Naomi Oreskes and Erik M. Conway’s Merchants of Doubt is a brilliant piece of science history equally well suited for the bedside tables of journalists, scientists, and politicians. Each chapter traces the influential work of handful of paranoid anti-communist, anti-regulation Cold War physics proteges through critical public health and science issues such as acid rain mitigation and the effects of secondhand smoke. Their frustrating stance is easily (and chillingly) summarized:
If you believed in capitalism, you had to attack science, because science had revealed the hazards that capitalism had brought in its wake. (167)
Each chapter is critical of disinformation and distortion, as you might expect. But Oreskes & Conway’s chapter defending Rachel Carson’s legacy is downright excoriating:
Was Carson wrong? What does real science– and real history– tell us? It tells us that Carson– and the President’s Science Advisory Committee and the [EPA] and President Richard Nixon– were not wrong about DDT.
After DDT’s demonstrated success in [WWII], the United States and the World Health Assembly launched a Global Malaria Eradication Campaign (1955-1969). It was not based on large outdoor spraying campaigns– the principal target of Carson’s indictment– but primarily on indoor spraying of household walls and surfaces with DDT (and dieldrin). The US Centers for Disease Control summarizes the results: “The campaign did not achieve its stated objective.” Endemic malaria was eliminated in developed nations, mainly in Europe and Australia, and sharply reduced in India and parts of Latin America, but the campaign failed in many less developed areas, especially sub-Saharan Africa. It was halted in 1969– four years before the US DDT ban– so whatever happened could not have been the result of the US ban. What did happen?
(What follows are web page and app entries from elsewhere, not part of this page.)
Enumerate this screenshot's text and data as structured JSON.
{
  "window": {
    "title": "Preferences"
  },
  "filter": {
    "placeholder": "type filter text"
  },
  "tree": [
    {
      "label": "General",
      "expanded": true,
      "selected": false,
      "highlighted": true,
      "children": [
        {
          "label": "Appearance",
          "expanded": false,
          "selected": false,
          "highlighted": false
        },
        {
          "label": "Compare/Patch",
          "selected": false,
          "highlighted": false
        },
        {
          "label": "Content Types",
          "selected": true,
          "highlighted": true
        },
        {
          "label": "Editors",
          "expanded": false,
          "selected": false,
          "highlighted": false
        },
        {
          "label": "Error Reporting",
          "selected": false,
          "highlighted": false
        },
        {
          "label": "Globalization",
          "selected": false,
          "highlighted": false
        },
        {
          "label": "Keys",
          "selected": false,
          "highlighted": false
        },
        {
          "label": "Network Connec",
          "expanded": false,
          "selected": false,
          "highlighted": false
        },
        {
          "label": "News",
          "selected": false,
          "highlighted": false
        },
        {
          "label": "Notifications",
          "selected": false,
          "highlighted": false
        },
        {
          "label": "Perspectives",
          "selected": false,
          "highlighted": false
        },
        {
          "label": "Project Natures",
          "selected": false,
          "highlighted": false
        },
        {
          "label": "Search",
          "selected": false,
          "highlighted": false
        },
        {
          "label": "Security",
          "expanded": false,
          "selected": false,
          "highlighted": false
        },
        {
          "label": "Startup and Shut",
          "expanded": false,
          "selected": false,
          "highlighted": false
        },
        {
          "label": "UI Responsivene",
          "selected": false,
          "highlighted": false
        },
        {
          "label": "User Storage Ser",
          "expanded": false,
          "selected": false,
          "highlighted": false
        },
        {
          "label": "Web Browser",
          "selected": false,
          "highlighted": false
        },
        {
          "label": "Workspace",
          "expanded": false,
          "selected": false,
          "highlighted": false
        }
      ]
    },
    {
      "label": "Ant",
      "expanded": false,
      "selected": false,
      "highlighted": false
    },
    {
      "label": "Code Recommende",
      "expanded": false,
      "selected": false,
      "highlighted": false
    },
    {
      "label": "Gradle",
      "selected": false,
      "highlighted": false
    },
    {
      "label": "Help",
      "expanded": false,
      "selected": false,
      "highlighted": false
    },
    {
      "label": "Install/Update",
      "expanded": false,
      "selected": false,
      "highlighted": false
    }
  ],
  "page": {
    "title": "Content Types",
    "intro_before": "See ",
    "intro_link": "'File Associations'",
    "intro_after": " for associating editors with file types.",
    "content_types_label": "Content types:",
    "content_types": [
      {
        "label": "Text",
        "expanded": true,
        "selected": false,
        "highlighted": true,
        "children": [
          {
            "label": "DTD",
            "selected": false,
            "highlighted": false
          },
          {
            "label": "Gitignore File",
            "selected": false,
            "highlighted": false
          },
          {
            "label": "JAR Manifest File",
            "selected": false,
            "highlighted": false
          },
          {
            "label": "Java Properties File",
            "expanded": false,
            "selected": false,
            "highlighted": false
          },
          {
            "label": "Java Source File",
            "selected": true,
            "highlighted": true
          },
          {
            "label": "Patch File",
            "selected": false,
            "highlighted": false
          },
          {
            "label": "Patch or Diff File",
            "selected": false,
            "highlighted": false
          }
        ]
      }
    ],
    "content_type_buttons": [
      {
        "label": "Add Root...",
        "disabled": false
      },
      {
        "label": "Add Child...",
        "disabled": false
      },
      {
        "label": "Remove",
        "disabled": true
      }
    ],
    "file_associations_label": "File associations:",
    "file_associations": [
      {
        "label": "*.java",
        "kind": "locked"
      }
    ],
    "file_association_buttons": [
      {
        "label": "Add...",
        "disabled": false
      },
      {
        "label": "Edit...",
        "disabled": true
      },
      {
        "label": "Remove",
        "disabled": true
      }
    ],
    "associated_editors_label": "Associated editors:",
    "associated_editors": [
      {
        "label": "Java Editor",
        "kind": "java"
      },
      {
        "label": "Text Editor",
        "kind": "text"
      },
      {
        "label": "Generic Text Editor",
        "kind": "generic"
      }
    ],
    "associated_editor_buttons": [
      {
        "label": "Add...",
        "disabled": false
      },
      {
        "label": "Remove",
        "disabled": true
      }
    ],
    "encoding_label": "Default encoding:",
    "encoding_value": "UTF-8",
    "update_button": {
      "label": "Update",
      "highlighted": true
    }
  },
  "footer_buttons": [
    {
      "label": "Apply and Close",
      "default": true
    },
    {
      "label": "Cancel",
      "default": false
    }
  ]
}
Malaria eradication failed in less developed nations because spraying alone didn’t work. Spraying along with good nutrition, resuction of insect breeding grounds, education, and health care did work, which explains why malaria was eradicated in developed nations like Italy and Australia, but not in sub-Saharan Africa. […]
But the most important reason that eradication was only partially successful was that mosquitoes were developing resistance. In the United States, DDT use peaked in 1959– thirteen years before the ban– because it was already beginning to fail. (223-24)
The painstaking work of scientists, the reasoned deliberations of [PSAC], and the bipartisan American agreement to ban DDT have been flushed down [Orwell’s] memory hole, along with the well-documented and easily found (but extremely inconvenient) fact that the most important reason that DDT failed to eliminate malaria was because insects evolved. That is the truth– a truth that those with blind faith in free markets and blind trust in technology simply refuse to see. (236)
From Oreskes, Naomi and Erik M. Conway. Merchants of Doubt. New York: Bloomsbury, 2010. Print.